== Task prompt ==
Take the listing and print it in full, exactly as given.

== Source data ==
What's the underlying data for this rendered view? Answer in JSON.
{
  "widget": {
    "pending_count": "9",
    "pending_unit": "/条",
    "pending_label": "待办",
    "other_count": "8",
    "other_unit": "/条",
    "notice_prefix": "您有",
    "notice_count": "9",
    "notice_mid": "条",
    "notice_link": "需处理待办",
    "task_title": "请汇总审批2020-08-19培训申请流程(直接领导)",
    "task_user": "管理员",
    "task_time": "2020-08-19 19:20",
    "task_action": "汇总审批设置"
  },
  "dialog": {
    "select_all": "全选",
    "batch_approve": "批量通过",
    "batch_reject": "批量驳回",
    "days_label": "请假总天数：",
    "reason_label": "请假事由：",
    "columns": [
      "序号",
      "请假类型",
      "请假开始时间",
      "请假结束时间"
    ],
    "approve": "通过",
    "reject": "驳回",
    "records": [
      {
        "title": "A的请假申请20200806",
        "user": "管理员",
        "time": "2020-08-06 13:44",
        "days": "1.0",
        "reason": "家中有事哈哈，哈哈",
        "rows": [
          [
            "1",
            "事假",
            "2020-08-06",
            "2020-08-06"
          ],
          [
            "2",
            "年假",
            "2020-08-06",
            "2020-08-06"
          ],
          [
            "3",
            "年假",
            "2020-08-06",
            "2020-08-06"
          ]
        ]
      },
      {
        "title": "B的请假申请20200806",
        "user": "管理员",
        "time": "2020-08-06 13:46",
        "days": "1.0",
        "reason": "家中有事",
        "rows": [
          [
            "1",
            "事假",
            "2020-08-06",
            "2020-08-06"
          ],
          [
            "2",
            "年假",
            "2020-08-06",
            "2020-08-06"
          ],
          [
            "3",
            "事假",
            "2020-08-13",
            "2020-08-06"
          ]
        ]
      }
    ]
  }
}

== Exercise output ==
What's the underlying data for this rendered view? Answer in JSON.
{
  "widget": {
    "pending_count": "9",
    "pending_unit": "/条",
    "pending_label": "待办",
    "other_count": "8",
    "other_unit": "/条",
    "notice_prefix": "您有",
    "notice_count": "9",
    "notice_mid": "条",
    "notice_link": "需处理待办",
    "task_title": "请汇总审批2020-08-19培训申请流程(直接领导)",
    "task_user": "管理员",
    "task_time": "2020-08-19 19:20",
    "task_action": "汇总审批设置"
  },
  "dialog": {
    "select_all": "全选",
    "batch_approve": "批量通过",
    "batch_reject": "批量驳回",
    "days_label": "请假总天数：",
    "reason_label": "请假事由：",
    "columns": [
      "序号",
      "请假类型",
      "请假开始时间",
      "请假结束时间"
    ],
    "approve": "通过",
    "reject": "驳回",
    "records": [
      {
        "title": "A的请假申请20200806",
        "user": "管理员",
        "time": "2020-08-06 13:44",
        "days": "1.0",
        "reason": "家中有事哈哈，哈哈",
        "rows": [
          [
            "1",
            "事假",
            "2020-08-06",
            "2020-08-06"
          ],
          [
            "2",
            "年假",
            "2020-08-06",
            "2020-08-06"
          ],
          [
            "3",
            "年假",
            "2020-08-06",
            "2020-08-06"
          ]
        ]
      },
      {
        "title": "B的请假申请20200806",
        "user": "管理员",
        "time": "2020-08-06 13:46",
        "days": "1.0",
        "reason": "家中有事",
        "rows": [
          [
            "1",
            "事假",
            "2020-08-06",
            "2020-08-06"
          ],
          [
            "2",
            "年假",
            "2020-08-06",
            "2020-08-06"
          ],
          [
            "3",
            "事假",
            "2020-08-13",
            "2020-08-06"
          ]
        ]
      }
    ]
  }
}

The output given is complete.